Records for this task
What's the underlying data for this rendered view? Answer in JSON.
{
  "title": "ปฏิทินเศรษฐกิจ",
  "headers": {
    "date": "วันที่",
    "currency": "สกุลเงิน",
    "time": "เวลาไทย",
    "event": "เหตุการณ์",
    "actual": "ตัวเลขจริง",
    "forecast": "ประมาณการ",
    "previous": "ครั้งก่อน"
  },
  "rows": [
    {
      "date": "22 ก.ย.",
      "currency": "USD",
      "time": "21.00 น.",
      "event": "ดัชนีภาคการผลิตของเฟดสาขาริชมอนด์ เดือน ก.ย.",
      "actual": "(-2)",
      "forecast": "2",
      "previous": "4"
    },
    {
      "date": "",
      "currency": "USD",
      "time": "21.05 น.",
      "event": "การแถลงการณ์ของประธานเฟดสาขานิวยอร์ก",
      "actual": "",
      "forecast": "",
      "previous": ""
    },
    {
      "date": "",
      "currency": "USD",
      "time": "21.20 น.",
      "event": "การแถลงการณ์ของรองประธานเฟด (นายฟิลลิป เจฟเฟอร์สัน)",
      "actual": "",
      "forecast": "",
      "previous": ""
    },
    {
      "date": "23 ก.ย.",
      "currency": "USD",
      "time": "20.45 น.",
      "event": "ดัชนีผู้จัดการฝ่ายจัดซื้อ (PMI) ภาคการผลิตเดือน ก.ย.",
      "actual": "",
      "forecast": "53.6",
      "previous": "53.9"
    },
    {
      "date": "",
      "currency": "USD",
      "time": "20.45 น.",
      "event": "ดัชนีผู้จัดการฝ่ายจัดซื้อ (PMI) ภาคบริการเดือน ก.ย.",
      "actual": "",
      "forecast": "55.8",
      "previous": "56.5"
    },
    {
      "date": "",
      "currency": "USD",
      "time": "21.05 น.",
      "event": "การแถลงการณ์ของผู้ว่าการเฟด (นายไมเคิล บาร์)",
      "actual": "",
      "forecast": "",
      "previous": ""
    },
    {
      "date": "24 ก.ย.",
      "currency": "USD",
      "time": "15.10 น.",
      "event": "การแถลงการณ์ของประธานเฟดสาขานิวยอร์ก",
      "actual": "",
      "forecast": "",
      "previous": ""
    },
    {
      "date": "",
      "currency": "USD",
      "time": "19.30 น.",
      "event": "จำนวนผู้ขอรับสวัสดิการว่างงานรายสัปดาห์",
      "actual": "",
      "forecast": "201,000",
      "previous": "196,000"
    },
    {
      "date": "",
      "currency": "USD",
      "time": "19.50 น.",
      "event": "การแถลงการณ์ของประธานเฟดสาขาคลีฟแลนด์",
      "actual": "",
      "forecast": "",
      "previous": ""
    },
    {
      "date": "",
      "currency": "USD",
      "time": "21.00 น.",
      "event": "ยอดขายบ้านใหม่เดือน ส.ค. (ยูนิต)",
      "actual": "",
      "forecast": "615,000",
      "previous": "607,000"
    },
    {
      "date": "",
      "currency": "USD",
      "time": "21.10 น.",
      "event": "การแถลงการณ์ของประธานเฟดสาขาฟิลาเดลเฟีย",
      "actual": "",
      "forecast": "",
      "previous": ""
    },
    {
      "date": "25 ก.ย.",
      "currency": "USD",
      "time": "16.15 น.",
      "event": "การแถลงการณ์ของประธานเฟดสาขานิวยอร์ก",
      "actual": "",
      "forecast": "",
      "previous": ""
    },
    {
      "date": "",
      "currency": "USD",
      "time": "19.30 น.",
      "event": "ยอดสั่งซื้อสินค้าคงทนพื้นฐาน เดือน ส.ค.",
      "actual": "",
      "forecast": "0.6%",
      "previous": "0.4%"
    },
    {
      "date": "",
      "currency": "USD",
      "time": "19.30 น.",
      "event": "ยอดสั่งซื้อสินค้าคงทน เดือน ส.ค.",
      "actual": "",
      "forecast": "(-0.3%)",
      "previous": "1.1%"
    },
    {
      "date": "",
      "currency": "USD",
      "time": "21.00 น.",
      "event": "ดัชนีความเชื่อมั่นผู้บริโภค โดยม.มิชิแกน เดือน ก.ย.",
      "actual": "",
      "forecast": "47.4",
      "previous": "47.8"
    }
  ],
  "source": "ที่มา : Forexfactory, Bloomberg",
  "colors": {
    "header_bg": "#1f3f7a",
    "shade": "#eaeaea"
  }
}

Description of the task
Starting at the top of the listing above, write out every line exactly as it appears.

Exercise result
What's the underlying data for this rendered view? Answer in JSON.
{
  "title": "ปฏิทินเศรษฐกิจ",
  "headers": {
    "date": "วันที่",
    "currency": "สกุลเงิน",
    "time": "เวลาไทย",
    "event": "เหตุการณ์",
    "actual": "ตัวเลขจริง",
    "forecast": "ประมาณการ",
    "previous": "ครั้งก่อน"
  },
  "rows": [
    {
      "date": "22 ก.ย.",
      "currency": "USD",
      "time": "21.00 น.",
      "event": "ดัชนีภาคการผลิตของเฟดสาขาริชมอนด์ เดือน ก.ย.",
      "actual": "(-2)",
      "forecast": "2",
      "previous": "4"
    },
    {
      "date": "",
      "currency": "USD",
      "time": "21.05 น.",
      "event": "การแถลงการณ์ของประธานเฟดสาขานิวยอร์ก",
      "actual": "",
      "forecast": "",
      "previous": ""
    },
    {
      "date": "",
      "currency": "USD",
      "time": "21.20 น.",
      "event": "การแถลงการณ์ของรองประธานเฟด (นายฟิลลิป เจฟเฟอร์สัน)",
      "actual": "",
      "forecast": "",
      "previous": ""
    },
    {
      "date": "23 ก.ย.",
      "currency": "USD",
      "time": "20.45 น.",
      "event": "ดัชนีผู้จัดการฝ่ายจัดซื้อ (PMI) ภาคการผลิตเดือน ก.ย.",
      "actual": "",
      "forecast": "53.6",
      "previous": "53.9"
    },
    {
      "date": "",
      "currency": "USD",
      "time": "20.45 น.",
      "event": "ดัชนีผู้จัดการฝ่ายจัดซื้อ (PMI) ภาคบริการเดือน ก.ย.",
      "actual": "",
      "forecast": "55.8",
      "previous": "56.5"
    },
    {
      "date": "",
      "currency": "USD",
      "time": "21.05 น.",
      "event": "การแถลงการณ์ของผู้ว่าการเฟด (นายไมเคิล บาร์)",
      "actual": "",
      "forecast": "",
      "previous": ""
    },
    {
      "date": "24 ก.ย.",
      "currency": "USD",
      "time": "15.10 น.",
      "event": "การแถลงการณ์ของประธานเฟดสาขานิวยอร์ก",
      "actual": "",
      "forecast": "",
      "previous": ""
    },
    {
      "date": "",
      "currency": "USD",
      "time": "19.30 น.",
      "event": "จำนวนผู้ขอรับสวัสดิการว่างงานรายสัปดาห์",
      "actual": "",
      "forecast": "201,000",
      "previous": "196,000"
    },
    {
      "date": "",
      "currency": "USD",
      "time": "19.50 น.",
      "event": "การแถลงการณ์ของประธานเฟดสาขาคลีฟแลนด์",
      "actual": "",
      "forecast": "",
      "previous": ""
    },
    {
      "date": "",
      "currency": "USD",
      "time": "21.00 น.",
      "event": "ยอดขายบ้านใหม่เดือน ส.ค. (ยูนิต)",
      "actual": "",
      "forecast": "615,000",
      "previous": "607,000"
    },
    {
      "date": "",
      "currency": "USD",
      "time": "21.10 น.",
      "event": "การแถลงการณ์ของประธานเฟดสาขาฟิลาเดลเฟีย",
      "actual": "",
      "forecast": "",
      "previous": ""
    },
    {
      "date": "25 ก.ย.",
      "currency": "USD",
      "time": "16.15 น.",
      "event": "การแถลงการณ์ของประธานเฟดสาขานิวยอร์ก",
      "actual": "",
      "forecast": "",
      "previous": ""
    },
    {
      "date": "",
      "currency": "USD",
      "time": "19.30 น.",
      "event": "ยอดสั่งซื้อสินค้าคงทนพื้นฐาน เดือน ส.ค.",
      "actual": "",
      "forecast": "0.6%",
      "previous": "0.4%"
    },
    {
      "date": "",
      "currency": "USD",
      "time": "19.30 น.",
      "event": "ยอดสั่งซื้อสินค้าคงทน เดือน ส.ค.",
      "actual": "",
      "forecast": "(-0.3%)",
      "previous": "1.1%"
    },
    {
      "date": "",
      "currency": "USD",
      "time": "21.00 น.",
      "event": "ดัชนีความเชื่อมั่นผู้บริโภค โดยม.มิชิแกน เดือน ก.ย.",
      "actual": "",
      "forecast": "47.4",
      "previous": "47.8"
    }
  ],
  "source": "ที่มา : Forexfactory, Bloomberg",
  "colors": {
    "header_bg": "#1f3f7a",
    "shade": "#eaeaea"
  }
}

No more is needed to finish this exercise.